The New Wave Of Plant Waters
Alternative plant-based beverages are cropping up everywhere. But can they kick coconut to the curb?
Once synonymous with palm trees and beaches, coconut water took on new meaning—as a recovery aid and health-promoting super-drink—a few years back when it caught the attention of the wellness community. The hallowed drink then monopolized the workout beverage industry, ousting other sources of hydration, even though its superiority is increasingly called into question.
Even so, new plants are itching for the limelight, making their way into water bottles. Maple is moving away from pancake stacks. The prickly plants of the desert, cacti, are promising to hydrate, too. Even artichokes have their own drink.
And they all have health benefits—to an extent. “The benefit is the entirety of the plant,” explains Stacy Sims, Ph.D., an exercise physiologist-nutrition scientist. “The fiber and the complete aspect of aloe or cacti or maple syrup or artichoke create the health benefits. When you take the compounds out of nature—removing the antioxidant agents, vitamins, or minerals by extraction or squeezing juice out—you remove many of the co-factors that make things effective,” she says.
Here, four buzzed-about plant-based drinks, examined.
The plant: Artichokes are full of antioxidants and compounds that inhibit cholesterol synthesis and increase bile production—reducing overall blood cholesterol, explains Sims. “The whole veggie is also high in fiber, folate, and trace minerals such as potassium, manganese, copper, and iron. Holistic practitioners also use artichoke extracts for liver detoxification,” she says.
In water form: Newly launched Arty Water uses the whole artichoke—instead of just the leaves—maximizing the antioxidant profile. The beverage is sweetened with fresh lemon and apple, adding 10 grams of sugar. “This could be good post-workout because of the sodium, potassium, and fiber. Fiber isn’t necessarily something you want to have a lot of before you exercise—though Arty Water contains only 2 grams,” says Cassie Kipper, R.D., and personal trainer manager at Equinox Loop in Chicago.
The plant: Maple syrup has long been touted as the sweetener of the athletes. “It is the most unprocessed of all sweeteners,” says Sims. It’s water boiled off the sap. “It has no additives, preservatives, bleaching agents, and it is not fructose. It is rich in antioxidants, but also manganese, and zinc—critical for cardiovascular and immune system health.”
In water form: Though the benefits of maple have been shown through scientific studies, maple water hasn’t been shown to replicate those claims yet. And while the product is low in calories and naturally occurring sugars, you don't necessarily want antioxidants in or around exercise, says Sims. That’s because—at the muscle cell level—it’s key that your body overcomes oxidation on its own. In fact, recent research has shown that antioxidant supplementation might mitigate the effects of your workout.

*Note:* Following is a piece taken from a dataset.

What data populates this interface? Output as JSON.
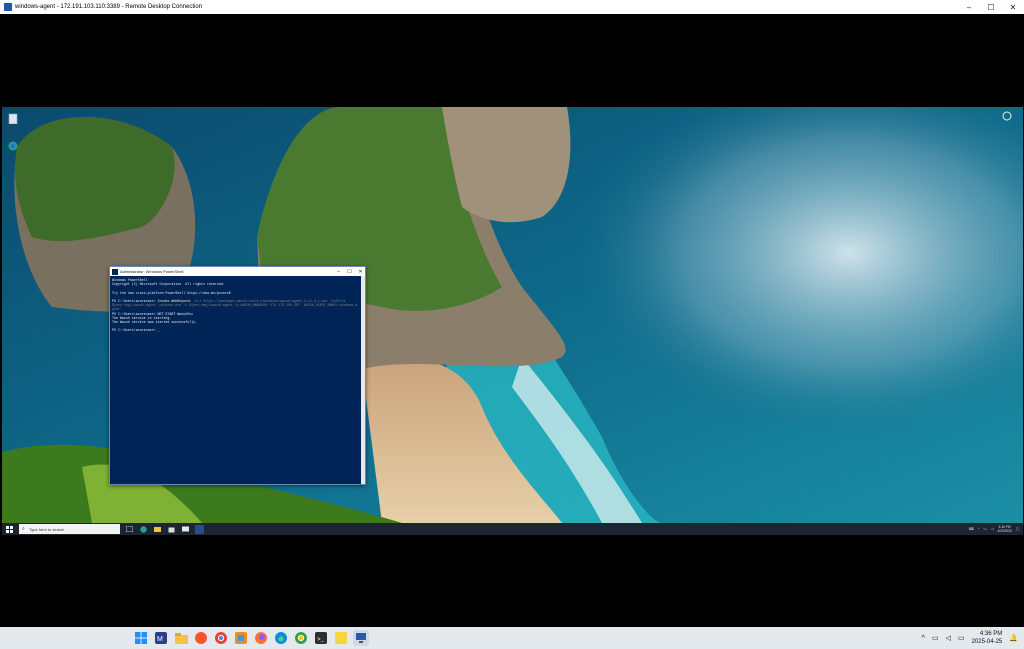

Prickly Pear Cactus Water
The plant: “There are different types of cacti fruit, but the overarching health benefits all come from the whole fruit—a large dose of pectin (fiber). Cacti are also high in antioxidants, calcium, magnesium, and phosphorus,” says Sims.
In water form: Caliwater is a gluten-free, vegan cactus water that promotes skin benefits and hangover relief, among other hydrating features like detoxification. But don’t expect the benefits to equal those of the whole plant: “Cactus water is a small amount of cactus fruit extract with added color, flavor and stevia,” says Sims. For extra hydration, you can always consider something as simple as 16 ounces of water with an eighth of a teaspoon salt, she says.
Aloe Vera Water
The plant: The health benefits of aloe vera are vast—the leaf is packed with 75 nutrients, 20 minerals, 12 vitamins, 18 amino acids, and 200 enzymes, according to the Global Healing Center. It’s been shown to have antioxidant effects, as well as healing properties (hello, sunburns).
In water form: Alo Drink is made with real aloe vera extract (pulp and juice) and fills you with vitamins and minerals. But not-so-natural ingredients (natural grape flavor—not grapes) make the nutrition label too, Kipper notes—and Alo Drink’s third ingredient is sugar. Even more: Sims cautions against some unpleasant stomach-related side effects.